## WHAT IS BEING ASKED
Reproduce the entries that follow exactly. No picture should appear in the result.

## THE DATA
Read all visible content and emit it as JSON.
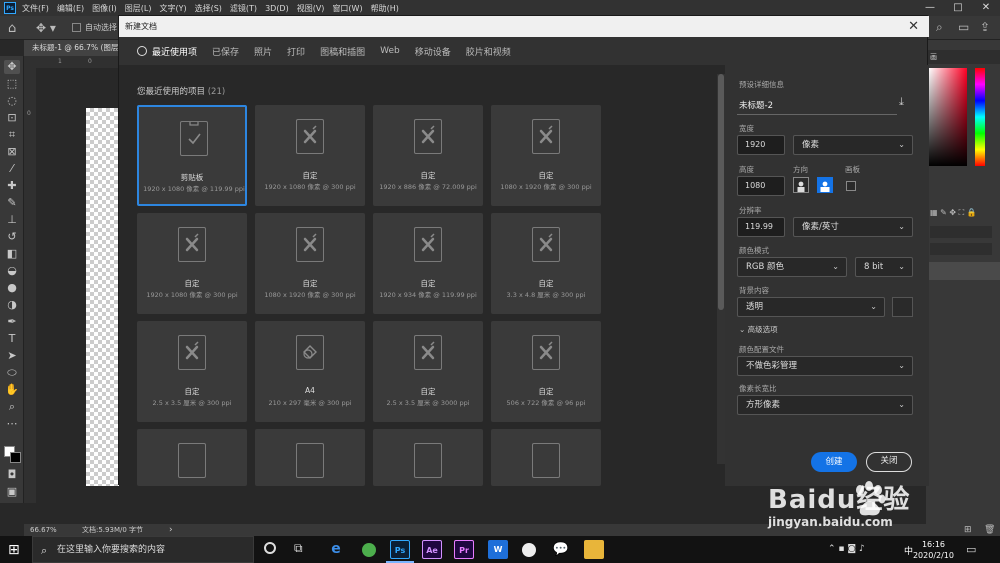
{
  "app": {
    "logo": "Ps",
    "menu": [
      "文件(F)",
      "编辑(E)",
      "图像(I)",
      "图层(L)",
      "文字(Y)",
      "选择(S)",
      "滤镜(T)",
      "3D(D)",
      "视图(V)",
      "窗口(W)",
      "帮助(H)"
    ],
    "window_controls": [
      "—",
      "□",
      "✕"
    ],
    "options_bar": {
      "auto_select_label": "自动选择"
    },
    "doc_tab": "未标题-1 @ 66.7% (图层",
    "ruler_h": [
      "1",
      "0"
    ],
    "ruler_v": [
      "0"
    ],
    "status": {
      "zoom": "66.67%",
      "doc_info": "文档:5.93M/0 字节"
    },
    "right_panel": {
      "tab": "画"
    }
  },
  "dialog": {
    "title": "新建文档",
    "close": "✕",
    "tabs": [
      "最近使用项",
      "已保存",
      "照片",
      "打印",
      "图稿和插图",
      "Web",
      "移动设备",
      "胶片和视频"
    ],
    "recent_label": "您最近使用的项目",
    "recent_count": "(21)",
    "cards": [
      {
        "name": "剪贴板",
        "info": "1920 x 1080 像素 @ 119.99 ppi",
        "icon": "clipboard-icon"
      },
      {
        "name": "自定",
        "info": "1920 x 1080 像素 @ 300 ppi",
        "icon": "custom-doc-icon"
      },
      {
        "name": "自定",
        "info": "1920 x 886 像素 @ 72.009 ppi",
        "icon": "custom-doc-icon"
      },
      {
        "name": "自定",
        "info": "1080 x 1920 像素 @ 300 ppi",
        "icon": "custom-doc-icon"
      },
      {
        "name": "自定",
        "info": "1920 x 1080 像素 @ 300 ppi",
        "icon": "custom-doc-icon"
      },
      {
        "name": "自定",
        "info": "1080 x 1920 像素 @ 300 ppi",
        "icon": "custom-doc-icon"
      },
      {
        "name": "自定",
        "info": "1920 x 934 像素 @ 119.99 ppi",
        "icon": "custom-doc-icon"
      },
      {
        "name": "自定",
        "info": "3.3 x 4.8 厘米 @ 300 ppi",
        "icon": "custom-doc-icon"
      },
      {
        "name": "自定",
        "info": "2.5 x 3.5 厘米 @ 300 ppi",
        "icon": "custom-doc-icon"
      },
      {
        "name": "A4",
        "info": "210 x 297 毫米 @ 300 ppi",
        "icon": "a4-doc-icon"
      },
      {
        "name": "自定",
        "info": "2.5 x 3.5 厘米 @ 3000 ppi",
        "icon": "custom-doc-icon"
      },
      {
        "name": "自定",
        "info": "506 x 722 像素 @ 96 ppi",
        "icon": "custom-doc-icon"
      }
    ],
    "preset_label": "预设详细信息",
    "doc_name": "未标题-2",
    "width_label": "宽度",
    "width_value": "1920",
    "width_unit": "像素",
    "height_label": "高度",
    "height_value": "1080",
    "orientation_label": "方向",
    "artboard_label": "画板",
    "resolution_label": "分辨率",
    "resolution_value": "119.99",
    "resolution_unit": "像素/英寸",
    "color_mode_label": "颜色模式",
    "color_mode": "RGB 颜色",
    "bit_depth": "8 bit",
    "bg_label": "背景内容",
    "bg_value": "透明",
    "advanced_label": "高级选项",
    "profile_label": "颜色配置文件",
    "profile_value": "不做色彩管理",
    "pixel_ratio_label": "像素长宽比",
    "pixel_ratio_value": "方形像素",
    "create_label": "创建",
    "close_label": "关闭"
  },
  "taskbar": {
    "search_placeholder": "在这里输入你要搜索的内容",
    "time": "16:16",
    "date": "2020/2/10",
    "ime": "中"
  },
  "watermark": {
    "text": "Baidu经验",
    "url": "jingyan.baidu.com"
  },
  "colors": {
    "accent": "#1473e6",
    "ps_blue": "#31a8ff"
  }
}
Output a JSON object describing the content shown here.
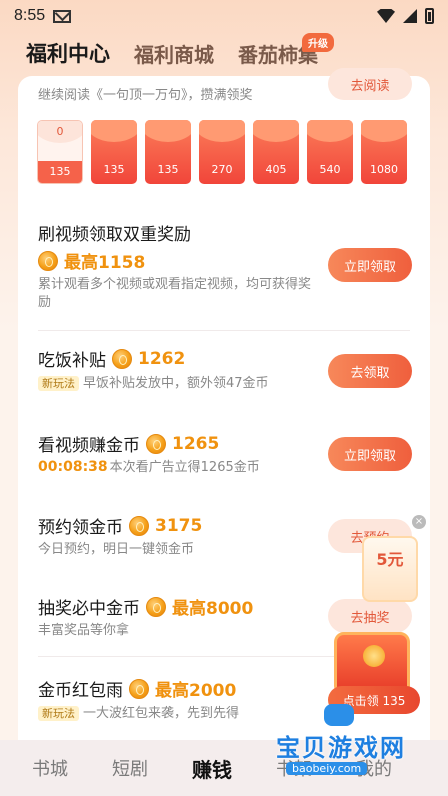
{
  "status": {
    "time": "8:55"
  },
  "tabs": [
    {
      "label": "福利中心",
      "active": true
    },
    {
      "label": "福利商城",
      "active": false
    },
    {
      "label": "番茄柿集",
      "active": false,
      "badge": "升级"
    }
  ],
  "read_task": {
    "desc": "继续阅读《一句顶一万句》，攒满领奖",
    "button": "去阅读"
  },
  "envelopes": [
    {
      "top": "0",
      "amount": "135",
      "opened": true
    },
    {
      "amount": "135"
    },
    {
      "amount": "135"
    },
    {
      "amount": "270"
    },
    {
      "amount": "405"
    },
    {
      "amount": "540"
    },
    {
      "amount": "1080"
    }
  ],
  "tasks": [
    {
      "title": "刷视频领取双重奖励",
      "reward": "最高1158",
      "desc": "累计观看多个视频或观看指定视频，均可获得奖励",
      "button": "立即领取"
    },
    {
      "title": "吃饭补贴",
      "reward": "1262",
      "tag": "新玩法",
      "desc": "早饭补贴发放中，额外领47金币",
      "button": "去领取"
    },
    {
      "title": "看视频赚金币",
      "reward": "1265",
      "timer": "00:08:38",
      "desc": "本次看广告立得1265金币",
      "button": "立即领取"
    },
    {
      "title": "预约领金币",
      "reward": "3175",
      "desc": "今日预约，明日一键领金币",
      "button": "去预约"
    },
    {
      "title": "抽奖必中金币",
      "reward": "最高8000",
      "desc": "丰富奖品等你拿",
      "button": "去抽奖"
    },
    {
      "title": "金币红包雨",
      "reward": "最高2000",
      "tag": "新玩法",
      "desc": "一大波红包来袭，先到先得",
      "button": "点击领 135"
    }
  ],
  "float_widget": {
    "close": "×",
    "amount": "5元"
  },
  "bottom_nav": [
    {
      "label": "书城",
      "active": false
    },
    {
      "label": "短剧",
      "active": false
    },
    {
      "label": "赚钱",
      "active": true
    },
    {
      "label": "书架",
      "active": false
    },
    {
      "label": "我的",
      "active": false
    }
  ],
  "watermark": {
    "title": "宝贝游戏网",
    "url": "baobeiy.com"
  },
  "colors": {
    "accent": "#ef5f3d",
    "reward": "#f0920f",
    "bg": "#fdf3ec"
  }
}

## EXERCISE RESPONSE
Read all visible content and emit it as JSON.
{
  "app": {
    "logo": "Ps",
    "menu": [
      "文件(F)",
      "编辑(E)",
      "图像(I)",
      "图层(L)",
      "文字(Y)",
      "选择(S)",
      "滤镜(T)",
      "3D(D)",
      "视图(V)",
      "窗口(W)",
      "帮助(H)"
    ],
    "window_controls": [
      "—",
      "□",
      "✕"
    ],
    "options_bar": {
      "auto_select_label": "自动选择"
    },
    "doc_tab": "未标题-1 @ 66.7% (图层",
    "ruler_h": [
      "1",
      "0"
    ],
    "ruler_v": [
      "0"
    ],
    "status": {
      "zoom": "66.67%",
      "doc_info": "文档:5.93M/0 字节"
    },
    "right_panel": {
      "tab": "画"
    }
  },
  "dialog": {
    "title": "新建文档",
    "close": "✕",
    "tabs": [
      "最近使用项",
      "已保存",
      "照片",
      "打印",
      "图稿和插图",
      "Web",
      "移动设备",
      "胶片和视频"
    ],
    "recent_label": "您最近使用的项目",
    "recent_count": "(21)",
    "cards": [
      {
        "name": "剪贴板",
        "info": "1920 x 1080 像素 @ 119.99 ppi",
        "icon": "clipboard-icon"
      },
      {
        "name": "自定",
        "info": "1920 x 1080 像素 @ 300 ppi",
        "icon": "custom-doc-icon"
      },
      {
        "name": "自定",
        "info": "1920 x 886 像素 @ 72.009 ppi",
        "icon": "custom-doc-icon"
      },
      {
        "name": "自定",
        "info": "1080 x 1920 像素 @ 300 ppi",
        "icon": "custom-doc-icon"
      },
      {
        "name": "自定",
        "info": "1920 x 1080 像素 @ 300 ppi",
        "icon": "custom-doc-icon"
      },
      {
        "name": "自定",
        "info": "1080 x 1920 像素 @ 300 ppi",
        "icon": "custom-doc-icon"
      },
      {
        "name": "自定",
        "info": "1920 x 934 像素 @ 119.99 ppi",
        "icon": "custom-doc-icon"
      },
      {
        "name": "自定",
        "info": "3.3 x 4.8 厘米 @ 300 ppi",
        "icon": "custom-doc-icon"
      },
      {
        "name": "自定",
        "info": "2.5 x 3.5 厘米 @ 300 ppi",
        "icon": "custom-doc-icon"
      },
      {
        "name": "A4",
        "info": "210 x 297 毫米 @ 300 ppi",
        "icon": "a4-doc-icon"
      },
      {
        "name": "自定",
        "info": "2.5 x 3.5 厘米 @ 3000 ppi",
        "icon": "custom-doc-icon"
      },
      {
        "name": "自定",
        "info": "506 x 722 像素 @ 96 ppi",
        "icon": "custom-doc-icon"
      }
    ],
    "preset_label": "预设详细信息",
    "doc_name": "未标题-2",
    "width_label": "宽度",
    "width_value": "1920",
    "width_unit": "像素",
    "height_label": "高度",
    "height_value": "1080",
    "orientation_label": "方向",
    "artboard_label": "画板",
    "resolution_label": "分辨率",
    "resolution_value": "119.99",
    "resolution_unit": "像素/英寸",
    "color_mode_label": "颜色模式",
    "color_mode": "RGB 颜色",
    "bit_depth": "8 bit",
    "bg_label": "背景内容",
    "bg_value": "透明",
    "advanced_label": "高级选项",
    "profile_label": "颜色配置文件",
    "profile_value": "不做色彩管理",
    "pixel_ratio_label": "像素长宽比",
    "pixel_ratio_value": "方形像素",
    "create_label": "创建",
    "close_label": "关闭"
  },
  "taskbar": {
    "search_placeholder": "在这里输入你要搜索的内容",
    "time": "16:16",
    "date": "2020/2/10",
    "ime": "中"
  },
  "watermark": {
    "text": "Baidu经验",
    "url": "jingyan.baidu.com"
  },
  "colors": {
    "accent": "#1473e6",
    "ps_blue": "#31a8ff"
  }
}
Output a JSON object describing the content shown here.
{
  "status": {
    "time": "8:55"
  },
  "tabs": [
    {
      "label": "福利中心",
      "active": true
    },
    {
      "label": "福利商城",
      "active": false
    },
    {
      "label": "番茄柿集",
      "active": false,
      "badge": "升级"
    }
  ],
  "read_task": {
    "desc": "继续阅读《一句顶一万句》，攒满领奖",
    "button": "去阅读"
  },
  "envelopes": [
    {
      "top": "0",
      "amount": "135",
      "opened": true
    },
    {
      "amount": "135"
    },
    {
      "amount": "135"
    },
    {
      "amount": "270"
    },
    {
      "amount": "405"
    },
    {
      "amount": "540"
    },
    {
      "amount": "1080"
    }
  ],
  "tasks": [
    {
      "title": "刷视频领取双重奖励",
      "reward": "最高1158",
      "desc": "累计观看多个视频或观看指定视频，均可获得奖励",
      "button": "立即领取"
    },
    {
      "title": "吃饭补贴",
      "reward": "1262",
      "tag": "新玩法",
      "desc": "早饭补贴发放中，额外领47金币",
      "button": "去领取"
    },
    {
      "title": "看视频赚金币",
      "reward": "1265",
      "timer": "00:08:38",
      "desc": "本次看广告立得1265金币",
      "button": "立即领取"
    },
    {
      "title": "预约领金币",
      "reward": "3175",
      "desc": "今日预约，明日一键领金币",
      "button": "去预约"
    },
    {
      "title": "抽奖必中金币",
      "reward": "最高8000",
      "desc": "丰富奖品等你拿",
      "button": "去抽奖"
    },
    {
      "title": "金币红包雨",
      "reward": "最高2000",
      "tag": "新玩法",
      "desc": "一大波红包来袭，先到先得",
      "button": "点击领 135"
    }
  ],
  "float_widget": {
    "close": "×",
    "amount": "5元"
  },
  "bottom_nav": [
    {
      "label": "书城",
      "active": false
    },
    {
      "label": "短剧",
      "active": false
    },
    {
      "label": "赚钱",
      "active": true
    },
    {
      "label": "书架",
      "active": false
    },
    {
      "label": "我的",
      "active": false
    }
  ],
  "watermark": {
    "title": "宝贝游戏网",
    "url": "baobeiy.com"
  },
  "colors": {
    "accent": "#ef5f3d",
    "reward": "#f0920f",
    "bg": "#fdf3ec"
  }
}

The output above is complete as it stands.